======== Excerpted records ========
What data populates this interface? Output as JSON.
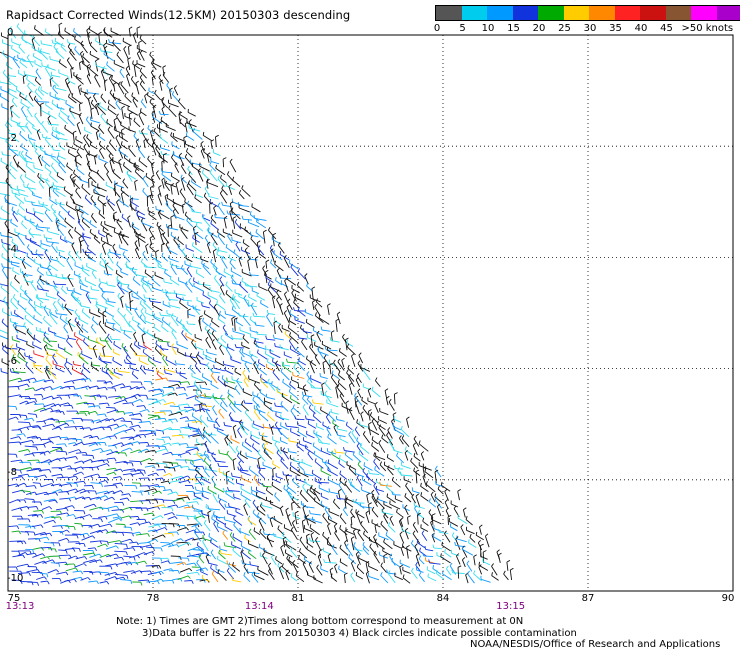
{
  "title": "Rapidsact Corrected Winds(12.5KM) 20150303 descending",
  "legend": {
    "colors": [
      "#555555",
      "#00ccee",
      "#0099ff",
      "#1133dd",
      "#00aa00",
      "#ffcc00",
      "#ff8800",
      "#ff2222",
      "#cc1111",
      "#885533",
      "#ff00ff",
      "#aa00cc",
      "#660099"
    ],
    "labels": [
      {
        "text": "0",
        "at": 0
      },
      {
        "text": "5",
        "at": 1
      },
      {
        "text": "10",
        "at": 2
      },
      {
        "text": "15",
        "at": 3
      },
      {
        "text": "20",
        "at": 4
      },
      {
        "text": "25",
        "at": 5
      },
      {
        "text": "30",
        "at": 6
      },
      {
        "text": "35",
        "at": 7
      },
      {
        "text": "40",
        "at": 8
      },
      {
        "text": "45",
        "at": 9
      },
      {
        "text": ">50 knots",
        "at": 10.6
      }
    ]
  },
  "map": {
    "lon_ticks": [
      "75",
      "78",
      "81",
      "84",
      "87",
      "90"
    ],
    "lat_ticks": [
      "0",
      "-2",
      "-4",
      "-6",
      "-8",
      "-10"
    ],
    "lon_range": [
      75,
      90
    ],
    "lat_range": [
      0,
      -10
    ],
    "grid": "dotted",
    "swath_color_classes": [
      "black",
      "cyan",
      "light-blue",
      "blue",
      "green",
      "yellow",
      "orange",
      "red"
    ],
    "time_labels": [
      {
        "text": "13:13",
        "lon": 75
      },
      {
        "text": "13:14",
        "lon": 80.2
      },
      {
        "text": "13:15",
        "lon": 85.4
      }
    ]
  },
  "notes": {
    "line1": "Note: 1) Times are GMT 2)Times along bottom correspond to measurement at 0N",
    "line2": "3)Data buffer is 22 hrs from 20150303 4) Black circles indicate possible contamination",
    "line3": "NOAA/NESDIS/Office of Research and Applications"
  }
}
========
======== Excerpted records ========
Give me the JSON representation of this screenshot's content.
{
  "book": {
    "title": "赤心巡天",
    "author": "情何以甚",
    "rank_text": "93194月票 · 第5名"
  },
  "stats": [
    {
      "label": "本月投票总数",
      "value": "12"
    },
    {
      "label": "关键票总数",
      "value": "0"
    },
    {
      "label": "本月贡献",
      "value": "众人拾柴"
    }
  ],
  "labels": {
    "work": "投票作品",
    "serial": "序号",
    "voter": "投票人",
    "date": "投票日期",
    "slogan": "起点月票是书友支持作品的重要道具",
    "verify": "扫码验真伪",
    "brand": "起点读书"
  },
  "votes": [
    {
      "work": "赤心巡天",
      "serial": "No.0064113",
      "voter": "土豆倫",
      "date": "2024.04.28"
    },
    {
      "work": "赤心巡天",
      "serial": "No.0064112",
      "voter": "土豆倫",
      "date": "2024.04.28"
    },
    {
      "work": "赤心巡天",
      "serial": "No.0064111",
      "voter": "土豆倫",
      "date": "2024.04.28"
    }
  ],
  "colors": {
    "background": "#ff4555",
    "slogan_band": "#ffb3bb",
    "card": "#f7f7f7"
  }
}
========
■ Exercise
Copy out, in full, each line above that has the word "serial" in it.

■ Exercise solution
    "serial": "序号",
      "serial": "No.0064113",
      "serial": "No.0064112",
      "serial": "No.0064111",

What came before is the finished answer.